GIVEN DATA:
Content starts
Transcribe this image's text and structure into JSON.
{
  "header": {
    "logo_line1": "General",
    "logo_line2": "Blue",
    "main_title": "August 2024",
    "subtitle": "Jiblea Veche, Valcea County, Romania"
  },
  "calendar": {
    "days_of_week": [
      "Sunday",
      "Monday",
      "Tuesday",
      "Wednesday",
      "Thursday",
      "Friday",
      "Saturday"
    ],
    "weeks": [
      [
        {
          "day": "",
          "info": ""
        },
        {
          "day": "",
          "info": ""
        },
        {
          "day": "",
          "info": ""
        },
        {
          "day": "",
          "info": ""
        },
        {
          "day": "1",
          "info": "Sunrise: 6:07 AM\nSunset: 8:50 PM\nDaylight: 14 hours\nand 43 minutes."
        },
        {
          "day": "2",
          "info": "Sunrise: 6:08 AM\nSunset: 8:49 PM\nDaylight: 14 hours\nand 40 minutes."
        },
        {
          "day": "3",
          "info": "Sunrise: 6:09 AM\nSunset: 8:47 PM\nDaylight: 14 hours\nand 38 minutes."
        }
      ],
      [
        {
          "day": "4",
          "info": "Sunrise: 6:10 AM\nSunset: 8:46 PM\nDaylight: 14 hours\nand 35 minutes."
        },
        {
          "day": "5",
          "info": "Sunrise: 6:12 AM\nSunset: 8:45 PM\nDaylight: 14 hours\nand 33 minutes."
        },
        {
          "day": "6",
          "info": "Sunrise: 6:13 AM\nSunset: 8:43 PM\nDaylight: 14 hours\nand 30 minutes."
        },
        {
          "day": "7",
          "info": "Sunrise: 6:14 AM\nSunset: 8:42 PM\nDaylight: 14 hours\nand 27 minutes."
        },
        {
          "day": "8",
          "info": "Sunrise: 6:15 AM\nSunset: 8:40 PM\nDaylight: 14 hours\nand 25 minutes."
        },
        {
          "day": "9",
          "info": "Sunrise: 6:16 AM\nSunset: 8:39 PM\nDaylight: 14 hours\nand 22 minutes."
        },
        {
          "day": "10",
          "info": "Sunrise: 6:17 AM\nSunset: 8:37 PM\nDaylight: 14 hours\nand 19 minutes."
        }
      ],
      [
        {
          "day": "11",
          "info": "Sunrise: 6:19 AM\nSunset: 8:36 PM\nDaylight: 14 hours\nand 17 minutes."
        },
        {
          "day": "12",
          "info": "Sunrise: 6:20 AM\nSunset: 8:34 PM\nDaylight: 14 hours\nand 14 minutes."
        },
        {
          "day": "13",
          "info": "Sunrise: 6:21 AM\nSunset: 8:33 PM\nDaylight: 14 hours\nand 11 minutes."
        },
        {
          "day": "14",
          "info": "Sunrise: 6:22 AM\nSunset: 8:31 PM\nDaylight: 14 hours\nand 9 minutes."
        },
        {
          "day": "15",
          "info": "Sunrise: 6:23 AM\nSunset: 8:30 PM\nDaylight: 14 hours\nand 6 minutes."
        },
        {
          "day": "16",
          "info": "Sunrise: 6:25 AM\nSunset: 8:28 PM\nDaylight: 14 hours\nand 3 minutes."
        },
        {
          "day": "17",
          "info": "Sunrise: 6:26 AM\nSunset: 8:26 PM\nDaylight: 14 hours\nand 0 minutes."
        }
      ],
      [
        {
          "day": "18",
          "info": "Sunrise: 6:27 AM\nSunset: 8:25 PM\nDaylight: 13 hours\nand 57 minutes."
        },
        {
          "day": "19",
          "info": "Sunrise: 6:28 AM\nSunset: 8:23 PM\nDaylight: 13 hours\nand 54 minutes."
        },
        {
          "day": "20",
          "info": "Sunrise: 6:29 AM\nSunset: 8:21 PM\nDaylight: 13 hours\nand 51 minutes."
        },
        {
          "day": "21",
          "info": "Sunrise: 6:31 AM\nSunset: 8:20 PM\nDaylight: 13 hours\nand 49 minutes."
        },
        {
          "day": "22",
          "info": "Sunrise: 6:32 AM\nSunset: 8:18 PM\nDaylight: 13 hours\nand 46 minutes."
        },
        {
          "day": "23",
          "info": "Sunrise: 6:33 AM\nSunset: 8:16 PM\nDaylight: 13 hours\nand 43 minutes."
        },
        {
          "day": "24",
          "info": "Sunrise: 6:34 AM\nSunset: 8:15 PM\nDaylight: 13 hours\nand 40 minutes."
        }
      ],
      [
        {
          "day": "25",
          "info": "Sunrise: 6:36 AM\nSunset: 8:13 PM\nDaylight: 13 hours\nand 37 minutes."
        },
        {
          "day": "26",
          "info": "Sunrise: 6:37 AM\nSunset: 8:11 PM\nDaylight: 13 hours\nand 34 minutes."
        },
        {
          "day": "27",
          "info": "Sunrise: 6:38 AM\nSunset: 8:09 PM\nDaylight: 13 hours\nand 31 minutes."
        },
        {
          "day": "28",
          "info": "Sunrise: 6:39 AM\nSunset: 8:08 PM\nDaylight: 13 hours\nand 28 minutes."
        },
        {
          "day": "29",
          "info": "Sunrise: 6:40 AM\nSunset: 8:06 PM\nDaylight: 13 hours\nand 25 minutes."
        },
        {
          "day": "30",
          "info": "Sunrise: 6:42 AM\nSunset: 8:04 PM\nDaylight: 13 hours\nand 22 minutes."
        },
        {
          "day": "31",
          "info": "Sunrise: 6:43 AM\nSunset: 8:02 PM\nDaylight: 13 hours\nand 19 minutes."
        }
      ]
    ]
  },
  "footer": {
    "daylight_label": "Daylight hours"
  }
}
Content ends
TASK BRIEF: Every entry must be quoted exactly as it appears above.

SOLUTION FOR THIS TASK:
Transcribe this image's text and structure into JSON.
{
  "header": {
    "logo_line1": "General",
    "logo_line2": "Blue",
    "main_title": "August 2024",
    "subtitle": "Jiblea Veche, Valcea County, Romania"
  },
  "calendar": {
    "days_of_week": [
      "Sunday",
      "Monday",
      "Tuesday",
      "Wednesday",
      "Thursday",
      "Friday",
      "Saturday"
    ],
    "weeks": [
      [
        {
          "day": "",
          "info": ""
        },
        {
          "day": "",
          "info": ""
        },
        {
          "day": "",
          "info": ""
        },
        {
          "day": "",
          "info": ""
        },
        {
          "day": "1",
          "info": "Sunrise: 6:07 AM\nSunset: 8:50 PM\nDaylight: 14 hours\nand 43 minutes."
        },
        {
          "day": "2",
          "info": "Sunrise: 6:08 AM\nSunset: 8:49 PM\nDaylight: 14 hours\nand 40 minutes."
        },
        {
          "day": "3",
          "info": "Sunrise: 6:09 AM\nSunset: 8:47 PM\nDaylight: 14 hours\nand 38 minutes."
        }
      ],
      [
        {
          "day": "4",
          "info": "Sunrise: 6:10 AM\nSunset: 8:46 PM\nDaylight: 14 hours\nand 35 minutes."
        },
        {
          "day": "5",
          "info": "Sunrise: 6:12 AM\nSunset: 8:45 PM\nDaylight: 14 hours\nand 33 minutes."
        },
        {
          "day": "6",
          "info": "Sunrise: 6:13 AM\nSunset: 8:43 PM\nDaylight: 14 hours\nand 30 minutes."
        },
        {
          "day": "7",
          "info": "Sunrise: 6:14 AM\nSunset: 8:42 PM\nDaylight: 14 hours\nand 27 minutes."
        },
        {
          "day": "8",
          "info": "Sunrise: 6:15 AM\nSunset: 8:40 PM\nDaylight: 14 hours\nand 25 minutes."
        },
        {
          "day": "9",
          "info": "Sunrise: 6:16 AM\nSunset: 8:39 PM\nDaylight: 14 hours\nand 22 minutes."
        },
        {
          "day": "10",
          "info": "Sunrise: 6:17 AM\nSunset: 8:37 PM\nDaylight: 14 hours\nand 19 minutes."
        }
      ],
      [
        {
          "day": "11",
          "info": "Sunrise: 6:19 AM\nSunset: 8:36 PM\nDaylight: 14 hours\nand 17 minutes."
        },
        {
          "day": "12",
          "info": "Sunrise: 6:20 AM\nSunset: 8:34 PM\nDaylight: 14 hours\nand 14 minutes."
        },
        {
          "day": "13",
          "info": "Sunrise: 6:21 AM\nSunset: 8:33 PM\nDaylight: 14 hours\nand 11 minutes."
        },
        {
          "day": "14",
          "info": "Sunrise: 6:22 AM\nSunset: 8:31 PM\nDaylight: 14 hours\nand 9 minutes."
        },
        {
          "day": "15",
          "info": "Sunrise: 6:23 AM\nSunset: 8:30 PM\nDaylight: 14 hours\nand 6 minutes."
        },
        {
          "day": "16",
          "info": "Sunrise: 6:25 AM\nSunset: 8:28 PM\nDaylight: 14 hours\nand 3 minutes."
        },
        {
          "day": "17",
          "info": "Sunrise: 6:26 AM\nSunset: 8:26 PM\nDaylight: 14 hours\nand 0 minutes."
        }
      ],
      [
        {
          "day": "18",
          "info": "Sunrise: 6:27 AM\nSunset: 8:25 PM\nDaylight: 13 hours\nand 57 minutes."
        },
        {
          "day": "19",
          "info": "Sunrise: 6:28 AM\nSunset: 8:23 PM\nDaylight: 13 hours\nand 54 minutes."
        },
        {
          "day": "20",
          "info": "Sunrise: 6:29 AM\nSunset: 8:21 PM\nDaylight: 13 hours\nand 51 minutes."
        },
        {
          "day": "21",
          "info": "Sunrise: 6:31 AM\nSunset: 8:20 PM\nDaylight: 13 hours\nand 49 minutes."
        },
        {
          "day": "22",
          "info": "Sunrise: 6:32 AM\nSunset: 8:18 PM\nDaylight: 13 hours\nand 46 minutes."
        },
        {
          "day": "23",
          "info": "Sunrise: 6:33 AM\nSunset: 8:16 PM\nDaylight: 13 hours\nand 43 minutes."
        },
        {
          "day": "24",
          "info": "Sunrise: 6:34 AM\nSunset: 8:15 PM\nDaylight: 13 hours\nand 40 minutes."
        }
      ],
      [
        {
          "day": "25",
          "info": "Sunrise: 6:36 AM\nSunset: 8:13 PM\nDaylight: 13 hours\nand 37 minutes."
        },
        {
          "day": "26",
          "info": "Sunrise: 6:37 AM\nSunset: 8:11 PM\nDaylight: 13 hours\nand 34 minutes."
        },
        {
          "day": "27",
          "info": "Sunrise: 6:38 AM\nSunset: 8:09 PM\nDaylight: 13 hours\nand 31 minutes."
        },
        {
          "day": "28",
          "info": "Sunrise: 6:39 AM\nSunset: 8:08 PM\nDaylight: 13 hours\nand 28 minutes."
        },
        {
          "day": "29",
          "info": "Sunrise: 6:40 AM\nSunset: 8:06 PM\nDaylight: 13 hours\nand 25 minutes."
        },
        {
          "day": "30",
          "info": "Sunrise: 6:42 AM\nSunset: 8:04 PM\nDaylight: 13 hours\nand 22 minutes."
        },
        {
          "day": "31",
          "info": "Sunrise: 6:43 AM\nSunset: 8:02 PM\nDaylight: 13 hours\nand 19 minutes."
        }
      ]
    ]
  },
  "footer": {
    "daylight_label": "Daylight hours"
  }
}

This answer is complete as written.